Decades later, I descended into Tokyo through a bloodshot sky, having spent the 12-hour flight from Heathrow contemplating the ‘difficult second novel’ that I had come to Japan to research.

Alone in the energising capital, I’d finally reached the future that I’d imagined for myself. But it was Osaka, further south — where I somehow ended up spending the majority of my 24 hours there underground — that gifted me the book’s story.

I travel and write in much the same way; starting with a few inspiring images and a sense of the things I hope to examine, often without a map and always open to a change of direction. And so I arrived in brash, beautiful (and rainy) Osaka by bullet train ready to explore.

The city, with its unpretentious charm, is home to some of Japan’s most exciting emerging artists. Guidebooks speak of its stylish shopping, the spectacular views from the Umeda Sky Building and its reputation among foodies as the kitchen of Japan. I’d second all this, but when I cast my mind back, I remember the rows of double-stacked sleep-pods that characterised the underground capsule hotel I stayed in.

I also remember the fiery November foliage, almost neon at sunset, and the steaming wet streets that glowed the colours of boiled sweets. It was their traces that lit up my mind as I listened to strangers snoring beyond the rattan shutter than separated me and my designated capsule from the corridor.

I didn’t sleep much that night. Thoughts of home caught up with me. An old friend had passed away a few days before I left and I’d recently abandoned a career of 10 years. My health was precarious and my doctor had only cleared me to travel the night before I flew.

In an attempt to make my second book less autobiographical than my debut, I’d collected images that had nothing to do with my own life including a derelict swimming pool, a lonely beach and a handmade globe. Lying under Osaka in my comfy but sweaty sleep pod, I scrolled through those pictures and wondered what would happen if Arlo (my 19-year-old male protagonist) fled to Japan after a tragedy? What if he had a sketchbook of maps with him but wanted only to be lost? How might his experience differ from mine?
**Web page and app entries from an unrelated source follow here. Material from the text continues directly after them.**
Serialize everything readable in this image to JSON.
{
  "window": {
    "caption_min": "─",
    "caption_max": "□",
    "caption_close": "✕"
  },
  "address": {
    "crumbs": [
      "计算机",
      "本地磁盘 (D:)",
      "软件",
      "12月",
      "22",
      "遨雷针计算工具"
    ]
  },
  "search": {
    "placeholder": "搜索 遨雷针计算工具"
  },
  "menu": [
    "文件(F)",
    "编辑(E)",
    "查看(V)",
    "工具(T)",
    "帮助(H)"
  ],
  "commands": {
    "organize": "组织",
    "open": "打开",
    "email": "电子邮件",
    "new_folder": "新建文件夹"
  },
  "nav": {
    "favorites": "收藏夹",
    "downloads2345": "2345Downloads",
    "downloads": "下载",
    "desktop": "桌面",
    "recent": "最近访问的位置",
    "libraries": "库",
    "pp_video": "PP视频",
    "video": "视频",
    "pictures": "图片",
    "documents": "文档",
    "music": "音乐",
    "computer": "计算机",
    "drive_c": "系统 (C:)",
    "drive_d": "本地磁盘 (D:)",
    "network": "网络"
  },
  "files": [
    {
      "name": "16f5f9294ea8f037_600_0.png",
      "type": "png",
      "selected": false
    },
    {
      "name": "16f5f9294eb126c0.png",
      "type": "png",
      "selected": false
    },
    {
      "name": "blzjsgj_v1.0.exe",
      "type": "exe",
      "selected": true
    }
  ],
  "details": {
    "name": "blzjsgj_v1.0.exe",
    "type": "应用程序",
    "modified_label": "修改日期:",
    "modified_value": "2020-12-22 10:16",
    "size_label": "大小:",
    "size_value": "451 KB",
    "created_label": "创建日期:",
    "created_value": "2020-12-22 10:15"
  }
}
The next morning, I went with an artist who I’d met in Japan to the National Museum of Art on the island of Nakanoshima in central Osaka. The gallery’s first basement level housed a retrospective of a Japanese art collective called ‘The Play’ and immediately presented me with a huge coincidence: among the images I’d saved before travelling was an abandoned hospital, and one of the first photos on display was of just that. Coming face to face with something so familiar in a place that was foreign to me felt too interesting to ignore. I already knew I wanted to write about male mental health, but realised in that subterranean gallery that the story demanded art and adventure too. A plotline began to fall into place. I decided Arlo would meet someone who was also trying to get lost, and that they’d have to figure out whether you can ever truly outrun yourself.

Although none of the locations in the book are named and some are imagined, I gathered flavours, photos and feelings to build a sensory infrastructure that I could call on back home — everything from the shade of guests’ yukata kimonos at the underground capsule hotel to the sizzle of Osaka’s okonomiyaki pancakes.

Nothing forces you to confront yourself more than being alone in front of a blank page. Fiction can be the best place to tell the truth so, despite my efforts to avoid it, I wrote another personal novel.

Recalling the colouring tin and crayons from my childhood, the perfect title came to me. It captures both the story and what I asked of Japan: Colour Me In.  

Lydia Ruffles is the author of Colour Me In and The Taste of Blue Light (both Hodder, RRP: £12.99)

Published in the November 2018 issue of National Geographic Traveller (UK)